Given information
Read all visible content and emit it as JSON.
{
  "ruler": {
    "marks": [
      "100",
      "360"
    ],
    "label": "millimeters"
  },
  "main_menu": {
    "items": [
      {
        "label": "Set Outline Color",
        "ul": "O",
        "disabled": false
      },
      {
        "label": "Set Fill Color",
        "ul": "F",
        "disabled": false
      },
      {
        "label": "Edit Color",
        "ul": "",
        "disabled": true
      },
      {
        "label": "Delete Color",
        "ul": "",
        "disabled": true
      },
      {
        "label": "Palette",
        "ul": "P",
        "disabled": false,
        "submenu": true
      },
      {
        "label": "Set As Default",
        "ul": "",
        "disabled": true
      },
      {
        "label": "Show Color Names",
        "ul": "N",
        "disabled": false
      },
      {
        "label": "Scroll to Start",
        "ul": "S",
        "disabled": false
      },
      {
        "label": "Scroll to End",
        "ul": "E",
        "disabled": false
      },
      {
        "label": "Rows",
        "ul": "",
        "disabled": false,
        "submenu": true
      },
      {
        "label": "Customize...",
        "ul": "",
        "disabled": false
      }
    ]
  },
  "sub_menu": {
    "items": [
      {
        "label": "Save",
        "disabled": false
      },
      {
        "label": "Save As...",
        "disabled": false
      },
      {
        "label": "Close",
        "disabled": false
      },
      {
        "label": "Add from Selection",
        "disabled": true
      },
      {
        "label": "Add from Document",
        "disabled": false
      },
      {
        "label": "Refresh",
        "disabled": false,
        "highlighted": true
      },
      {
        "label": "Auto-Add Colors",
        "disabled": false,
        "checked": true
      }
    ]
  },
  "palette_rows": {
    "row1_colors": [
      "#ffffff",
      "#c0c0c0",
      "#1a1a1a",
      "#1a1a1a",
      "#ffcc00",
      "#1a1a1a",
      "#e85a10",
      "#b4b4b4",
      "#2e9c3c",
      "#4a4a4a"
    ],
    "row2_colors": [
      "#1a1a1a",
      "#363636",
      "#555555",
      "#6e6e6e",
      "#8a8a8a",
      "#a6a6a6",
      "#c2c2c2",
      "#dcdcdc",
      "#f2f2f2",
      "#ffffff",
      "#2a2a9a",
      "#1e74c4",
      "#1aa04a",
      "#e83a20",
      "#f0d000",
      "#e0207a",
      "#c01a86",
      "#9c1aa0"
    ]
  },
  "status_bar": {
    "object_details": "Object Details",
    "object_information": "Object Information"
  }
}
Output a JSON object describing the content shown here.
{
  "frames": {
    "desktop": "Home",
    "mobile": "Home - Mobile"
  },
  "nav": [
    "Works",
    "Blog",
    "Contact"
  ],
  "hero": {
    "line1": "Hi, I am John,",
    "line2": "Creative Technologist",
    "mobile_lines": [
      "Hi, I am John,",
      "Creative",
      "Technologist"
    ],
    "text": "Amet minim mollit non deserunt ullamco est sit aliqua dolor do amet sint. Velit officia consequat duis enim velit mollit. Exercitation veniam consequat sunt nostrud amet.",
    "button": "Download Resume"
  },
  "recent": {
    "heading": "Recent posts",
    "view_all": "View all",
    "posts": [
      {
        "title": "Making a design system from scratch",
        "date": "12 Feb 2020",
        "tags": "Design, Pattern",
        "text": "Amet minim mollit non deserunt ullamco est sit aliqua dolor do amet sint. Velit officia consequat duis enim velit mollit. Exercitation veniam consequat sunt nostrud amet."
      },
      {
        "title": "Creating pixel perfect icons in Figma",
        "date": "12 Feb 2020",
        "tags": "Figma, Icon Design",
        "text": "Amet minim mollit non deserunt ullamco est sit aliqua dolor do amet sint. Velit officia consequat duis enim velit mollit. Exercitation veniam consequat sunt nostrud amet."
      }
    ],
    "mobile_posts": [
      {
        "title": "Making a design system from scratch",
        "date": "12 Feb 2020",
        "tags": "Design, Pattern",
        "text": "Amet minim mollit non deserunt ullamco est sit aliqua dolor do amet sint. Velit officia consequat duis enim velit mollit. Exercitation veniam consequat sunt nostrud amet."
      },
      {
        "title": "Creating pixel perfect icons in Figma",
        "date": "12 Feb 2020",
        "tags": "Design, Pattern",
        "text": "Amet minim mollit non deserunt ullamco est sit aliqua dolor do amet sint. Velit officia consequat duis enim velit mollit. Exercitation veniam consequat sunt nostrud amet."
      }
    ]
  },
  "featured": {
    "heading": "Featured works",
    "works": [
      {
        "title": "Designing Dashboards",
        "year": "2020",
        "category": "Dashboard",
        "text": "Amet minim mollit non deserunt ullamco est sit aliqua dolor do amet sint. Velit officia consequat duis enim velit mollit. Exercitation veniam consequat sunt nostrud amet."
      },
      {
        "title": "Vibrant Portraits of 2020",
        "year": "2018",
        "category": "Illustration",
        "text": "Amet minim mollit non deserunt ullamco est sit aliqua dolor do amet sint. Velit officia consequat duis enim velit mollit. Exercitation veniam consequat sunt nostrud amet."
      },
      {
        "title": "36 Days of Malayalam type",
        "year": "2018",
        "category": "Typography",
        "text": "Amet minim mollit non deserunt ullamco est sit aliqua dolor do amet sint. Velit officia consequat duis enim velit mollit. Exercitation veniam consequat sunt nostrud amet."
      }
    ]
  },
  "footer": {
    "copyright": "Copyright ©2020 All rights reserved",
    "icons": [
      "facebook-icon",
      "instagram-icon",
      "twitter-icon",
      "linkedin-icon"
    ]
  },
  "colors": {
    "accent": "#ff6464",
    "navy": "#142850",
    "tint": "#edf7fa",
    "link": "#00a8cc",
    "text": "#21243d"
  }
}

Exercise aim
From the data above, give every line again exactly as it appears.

Response below
Read all visible content and emit it as JSON.
{
  "ruler": {
    "marks": [
      "100",
      "360"
    ],
    "label": "millimeters"
  },
  "main_menu": {
    "items": [
      {
        "label": "Set Outline Color",
        "ul": "O",
        "disabled": false
      },
      {
        "label": "Set Fill Color",
        "ul": "F",
        "disabled": false
      },
      {
        "label": "Edit Color",
        "ul": "",
        "disabled": true
      },
      {
        "label": "Delete Color",
        "ul": "",
        "disabled": true
      },
      {
        "label": "Palette",
        "ul": "P",
        "disabled": false,
        "submenu": true
      },
      {
        "label": "Set As Default",
        "ul": "",
        "disabled": true
      },
      {
        "label": "Show Color Names",
        "ul": "N",
        "disabled": false
      },
      {
        "label": "Scroll to Start",
        "ul": "S",
        "disabled": false
      },
      {
        "label": "Scroll to End",
        "ul": "E",
        "disabled": false
      },
      {
        "label": "Rows",
        "ul": "",
        "disabled": false,
        "submenu": true
      },
      {
        "label": "Customize...",
        "ul": "",
        "disabled": false
      }
    ]
  },
  "sub_menu": {
    "items": [
      {
        "label": "Save",
        "disabled": false
      },
      {
        "label": "Save As...",
        "disabled": false
      },
      {
        "label": "Close",
        "disabled": false
      },
      {
        "label": "Add from Selection",
        "disabled": true
      },
      {
        "label": "Add from Document",
        "disabled": false
      },
      {
        "label": "Refresh",
        "disabled": false,
        "highlighted": true
      },
      {
        "label": "Auto-Add Colors",
        "disabled": false,
        "checked": true
      }
    ]
  },
  "palette_rows": {
    "row1_colors": [
      "#ffffff",
      "#c0c0c0",
      "#1a1a1a",
      "#1a1a1a",
      "#ffcc00",
      "#1a1a1a",
      "#e85a10",
      "#b4b4b4",
      "#2e9c3c",
      "#4a4a4a"
    ],
    "row2_colors": [
      "#1a1a1a",
      "#363636",
      "#555555",
      "#6e6e6e",
      "#8a8a8a",
      "#a6a6a6",
      "#c2c2c2",
      "#dcdcdc",
      "#f2f2f2",
      "#ffffff",
      "#2a2a9a",
      "#1e74c4",
      "#1aa04a",
      "#e83a20",
      "#f0d000",
      "#e0207a",
      "#c01a86",
      "#9c1aa0"
    ]
  },
  "status_bar": {
    "object_details": "Object Details",
    "object_information": "Object Information"
  }
}
Output a JSON object describing the content shown here.
{
  "frames": {
    "desktop": "Home",
    "mobile": "Home - Mobile"
  },
  "nav": [
    "Works",
    "Blog",
    "Contact"
  ],
  "hero": {
    "line1": "Hi, I am John,",
    "line2": "Creative Technologist",
    "mobile_lines": [
      "Hi, I am John,",
      "Creative",
      "Technologist"
    ],
    "text": "Amet minim mollit non deserunt ullamco est sit aliqua dolor do amet sint. Velit officia consequat duis enim velit mollit. Exercitation veniam consequat sunt nostrud amet.",
    "button": "Download Resume"
  },
  "recent": {
    "heading": "Recent posts",
    "view_all": "View all",
    "posts": [
      {
        "title": "Making a design system from scratch",
        "date": "12 Feb 2020",
        "tags": "Design, Pattern",
        "text": "Amet minim mollit non deserunt ullamco est sit aliqua dolor do amet sint. Velit officia consequat duis enim velit mollit. Exercitation veniam consequat sunt nostrud amet."
      },
      {
        "title": "Creating pixel perfect icons in Figma",
        "date": "12 Feb 2020",
        "tags": "Figma, Icon Design",
        "text": "Amet minim mollit non deserunt ullamco est sit aliqua dolor do amet sint. Velit officia consequat duis enim velit mollit. Exercitation veniam consequat sunt nostrud amet."
      }
    ],
    "mobile_posts": [
      {
        "title": "Making a design system from scratch",
        "date": "12 Feb 2020",
        "tags": "Design, Pattern",
        "text": "Amet minim mollit non deserunt ullamco est sit aliqua dolor do amet sint. Velit officia consequat duis enim velit mollit. Exercitation veniam consequat sunt nostrud amet."
      },
      {
        "title": "Creating pixel perfect icons in Figma",
        "date": "12 Feb 2020",
        "tags": "Design, Pattern",
        "text": "Amet minim mollit non deserunt ullamco est sit aliqua dolor do amet sint. Velit officia consequat duis enim velit mollit. Exercitation veniam consequat sunt nostrud amet."
      }
    ]
  },
  "featured": {
    "heading": "Featured works",
    "works": [
      {
        "title": "Designing Dashboards",
        "year": "2020",
        "category": "Dashboard",
        "text": "Amet minim mollit non deserunt ullamco est sit aliqua dolor do amet sint. Velit officia consequat duis enim velit mollit. Exercitation veniam consequat sunt nostrud amet."
      },
      {
        "title": "Vibrant Portraits of 2020",
        "year": "2018",
        "category": "Illustration",
        "text": "Amet minim mollit non deserunt ullamco est sit aliqua dolor do amet sint. Velit officia consequat duis enim velit mollit. Exercitation veniam consequat sunt nostrud amet."
      },
      {
        "title": "36 Days of Malayalam type",
        "year": "2018",
        "category": "Typography",
        "text": "Amet minim mollit non deserunt ullamco est sit aliqua dolor do amet sint. Velit officia consequat duis enim velit mollit. Exercitation veniam consequat sunt nostrud amet."
      }
    ]
  },
  "footer": {
    "copyright": "Copyright ©2020 All rights reserved",
    "icons": [
      "facebook-icon",
      "instagram-icon",
      "twitter-icon",
      "linkedin-icon"
    ]
  },
  "colors": {
    "accent": "#ff6464",
    "navy": "#142850",
    "tint": "#edf7fa",
    "link": "#00a8cc",
    "text": "#21243d"
  }
}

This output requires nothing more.